modulation. To be
sure, some of the
cleanest AM BC
transmitters ever
built were low level
modulated systems.
Unfortunately the
low efficiency
resulted in high
energy consumption,
causing most
stations to use more
energy efficient
high level
modulation.

The sole shortfall
with linear amplifier or
grid modulation schemes is
efficiency. In order
to reproduce the
input faithfully,
the amplifier has to
the PEAK power. This
is normally four
times the carrier
power (or more in
some cases). This is
because the linear
has to be
“efficiency
modulated”.
A safe estimate is
25% carrier
efficiency. This
be making three
times the heat as
carrier power. An
SB220 can safely
dissipation
to fully use the
tubes) so it is safe
at 125 watts carrier
when properly tuned.

Very few amplifiers
can safely
handle legal limit
AM. Legal limit AM
requires
375 watts of carrier
power,
and three times
carrier power would
be a safe power
amplifier
dissipation estimate
for
carrier-level heat dissipation.
Typically, with a
375-watt carrier,
over 1100 watts
of heat is produced.
This
takes a lot of air
and a 1200-watt or
higher plate
dissipation tube. An
8877 at full rated
airflow, or a
3CX1200 series tube, would work.

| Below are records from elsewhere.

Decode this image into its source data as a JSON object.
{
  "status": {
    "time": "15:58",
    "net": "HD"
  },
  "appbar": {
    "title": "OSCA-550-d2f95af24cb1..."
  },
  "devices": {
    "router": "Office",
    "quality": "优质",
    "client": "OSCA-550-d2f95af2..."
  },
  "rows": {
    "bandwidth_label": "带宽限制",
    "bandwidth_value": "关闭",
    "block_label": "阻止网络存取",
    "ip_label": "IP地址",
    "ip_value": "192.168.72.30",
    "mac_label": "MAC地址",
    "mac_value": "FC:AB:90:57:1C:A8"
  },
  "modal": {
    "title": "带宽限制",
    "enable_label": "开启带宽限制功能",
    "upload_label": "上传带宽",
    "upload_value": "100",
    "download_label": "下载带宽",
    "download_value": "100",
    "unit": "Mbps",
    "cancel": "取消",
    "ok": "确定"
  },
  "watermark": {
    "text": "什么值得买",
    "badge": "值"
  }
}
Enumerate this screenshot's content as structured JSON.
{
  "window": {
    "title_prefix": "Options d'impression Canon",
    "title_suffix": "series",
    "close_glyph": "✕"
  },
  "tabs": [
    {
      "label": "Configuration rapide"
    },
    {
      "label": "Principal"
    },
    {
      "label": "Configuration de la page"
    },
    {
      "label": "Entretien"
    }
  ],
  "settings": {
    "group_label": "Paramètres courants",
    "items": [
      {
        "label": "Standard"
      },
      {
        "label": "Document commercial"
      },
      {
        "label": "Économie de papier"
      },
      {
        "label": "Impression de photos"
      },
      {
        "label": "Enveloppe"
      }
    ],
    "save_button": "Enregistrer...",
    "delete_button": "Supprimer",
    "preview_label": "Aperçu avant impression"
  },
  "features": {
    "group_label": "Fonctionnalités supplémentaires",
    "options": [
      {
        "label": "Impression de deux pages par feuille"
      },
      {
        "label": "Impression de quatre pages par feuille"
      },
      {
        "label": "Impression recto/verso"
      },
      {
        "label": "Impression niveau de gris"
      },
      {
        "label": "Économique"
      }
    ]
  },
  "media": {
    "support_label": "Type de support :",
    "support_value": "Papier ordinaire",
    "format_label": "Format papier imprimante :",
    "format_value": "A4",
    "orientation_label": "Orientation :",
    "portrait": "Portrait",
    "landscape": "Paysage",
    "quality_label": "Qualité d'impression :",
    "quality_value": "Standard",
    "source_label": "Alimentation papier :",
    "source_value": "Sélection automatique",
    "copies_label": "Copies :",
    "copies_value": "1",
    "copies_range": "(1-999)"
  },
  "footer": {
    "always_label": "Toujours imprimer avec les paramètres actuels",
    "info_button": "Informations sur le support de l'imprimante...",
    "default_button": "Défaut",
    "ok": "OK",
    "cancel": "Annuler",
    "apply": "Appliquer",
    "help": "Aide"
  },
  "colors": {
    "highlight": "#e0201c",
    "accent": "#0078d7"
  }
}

A rig certainly does
NOT need to be plate
modulated to sound
perfect, and as a
matter of fact most
amateur plate
modulated
transmitters have
terrible distortion
as a percentage of
modulation. It’s
just that most
people can’t
actually hear the
distortion, they
listen to and enjoy
the frequency
response and might
actually “like” a
little distortion,
and they confuse
distortion with good
sound.
Contrary to popular myth,
there is no
difference in the
sound of any AM
transmitter when
amplified in a
properly tuned and
operated linear
amplifier. This is
because a properly
tuned and operated
linear, be it a
Heath SB220 or
anything else, has
much less modulation distortion
than the typical
boatanchor rig. The
real problem with a
linear is NOT the
sound. The
real problem is

heat

caused by poor
carrier efficiency.

It’s certainly
low level
modulation, but
plate modulating a
tetrode also guarantees
we have to do
special tuning and
to avoid significant
distortion. While
the plate modulated
tetrode system
reduces problems
power, and heat, it
does not eliminate
these problems.
high-level
modulation requires
a high power
modulation source
with low distortion
fidelity.

To be linear all stages must be tuned or loaded at full peak
envelope power, plus a little safety factor. In other words if we are going to
1500 watts PEP output, we must load the amplifier stages to 1500 watts carrier
or more! After loading at full peak power, carrier is set at less than 25% of
the peak power. Failure to do this will result in
modulation distortion called “flat-topping”. The result will be very wide
bandwidth splatter and “downward modulation”.

If we are going to run 100 watts AM carrier, all stages must
be tuned for at least 400 watts of peak power.

HF SSB rigs on AM

transceivers are
excellent on AM,
with much less
distortion and
better fidelity than
most older amateur
AM rigs. The Ten-Tec
Orion and the Yaesu
FT-1000D are two
examples of very
good AM
transceivers.

Peak envelope power,
with 100%
modulation, is four
times carrier power.
For 100% modulation
must run 25 watts or
less carrier. With a
power on voice peaks
should be held to
100 watts or less.

I used an
IC-751A or IC-706
ICOM on AM. The
problem with that
ICOM, like with many
uses ALC to
limit output power. Turning
the output power
down or mic control
up will not increase
the percentage of
positive peaks. This
is because the
ALC system in most
SSB rigs almost
always detects
peak power. If we
watts and try to
modulate 100% (100
watts), the peaks
reduce gain until
peaks are back at
the 25 watt carrier power
level. The positive
peaks stay at 25
watts or so…and
the carrier drops to
7.5 watts when
modulated!

The cure is to run
the power level all
the way wide open
and apply an
external stable
negative voltage to
the external ALC
external negative
ALC until the
carrier is 20-25
watts, and then the
mic control until
we have 100 watts
on peaks using a
meter.

An external ALC
carrier control can
be a 9V battery
across a 500k pot in
a voltage divider.
The positive battery
and the ALC output
comes from the pot
wiper. P1 goes to
the EXT ALC jack on

Remember to
disconnect the
battery when using
other modes or when

To
use this circuit,
normal power control